Spilled sippy cups, ground-in Cheerios and even the occasional diaper leak. When it comes to messy car seats, we’ve seen it all, and if you’re here reading this, chances are, you’ve seen (and smelled) too much now too. So how do you clean up the mess without damaging the most important piece of kiddo safety equipment your own? Here are some guidelines for cleaning your child’s car seat or booster seat without ruining it in the process.
The A, B, C, Dos and Don’ts of Clean Your Child’s Car Seat
So, how can you be sure the car seat you’re purchasing will protect your little one when it counts? Here’s how to spot a counterfeit car seat online so you can steer clear.
Before getting out the bleach or tossing your child’s car seat cover in the washing machine: STOP. Get out your car seat manual and find the manufacturer’s instructions for cleaning. Every manufacturer will have its own specific recommendations for properly cleaning their own make and models of car seats, including any special considerations for your specific car seat that you should keep in mind.
But to get you started, these general guidelines that apply to most car seats and booster seats on the market will help you know what to do, and just as importantly, what not to do.
Straps, Buckles and Car Seat Shell
Plastic parts, straps and buckles should only be spot-cleaned with a soft cloth, water and, if necessary, a gentle soap. Go icky spot by icky spot, and gently spot clean any dried-on gunk. Stubborn crusty patch? Get it a little extra wet and let it soak for a few minutes before trying again.
Watch out! Bleach, chemical solvents, acidic substances like vinegar and abrasive cleaners should never be used on any part of your car seat, especially the harness straps and buckles. Harsh cleaners and solvents can damage and weaken the car seat’s components.
After spot cleaning with mild soap and water, lay the straps out to dry in the sun for several hours. Sunshine can really help eliminate those nasty smells naturally.
Watch out! The thick, woven material of harness straps can be particularly hard to get clean. You may be tempted, but never submerge or machine wash the seat’s harness straps. The delicate fibers of a car seat’s straps can be easily damaged by abrasive cleaners and the harsh spinning of a washing machine, preventing them from properly restraining your child when it counts.
Car Seat Cover & Padding
To clean the car seat cover and padding, either hand wash or machine wash on a gentle cycle, and then hang or lay flat to air dry to prevent shrinking or damage to the cover and safety labels.
Watch out! Many manufacturers say it’s ok for you to machine wash a car seat’s padding and cover on a delicate cycle with a mild detergent. but it’s usually not okay to tumble dry in the dryer. Cleaning or drying too harshly can affect important life-saving properties of these pieces, including flame retardants added to the fabric.
Buckles & Clips
Got something sticky in the buckle or LATCH clips? Gently swish the buckle or LATCH clip in a cup of warm water, taking care not to submerge the strap. Agitate the red button to dislodge any gunk trapped in the mechanism.

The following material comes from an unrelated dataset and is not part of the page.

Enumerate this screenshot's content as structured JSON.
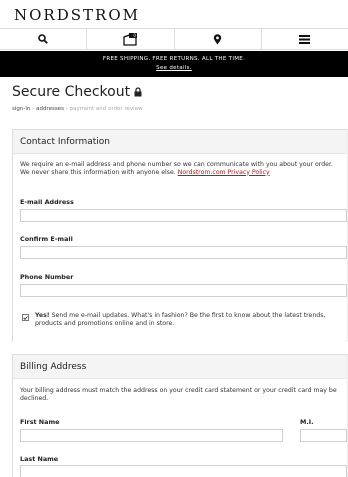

Watch out! Do not reach for the WD-40. You never want to use lubricants on any part of the car seat’s components.
Really Tough Messes
Unfortunately, some messes simply can’t be cleaned, and you may need to contact the car seat’s manufacturer for replacement parts. If you can’t safely spot clean the car seat’s harness straps or buckles, or if you’re dealing with mold, bugs or an odor you can’t kick, it may be time to get a new car seat altogether.
Thankfully, car seat manufacturers understand the nature of children, and the normal, everyday messes that accompany them are usually cleanable with a little soap, water and elbow grease.
Once again, always consult your manual before cleaning any part of your child’s car seat. Many of the major car seat manufacturers have general, manufacturer-specific cleaning instructions on their websites, and more specific cleaning instructions can be found in the manual that came with your child’s car seat. If you have any questions about the instructions listed in your car seat’s manual or online, it’s best to contact the manufacturer for more direction to avoid damaging the seat.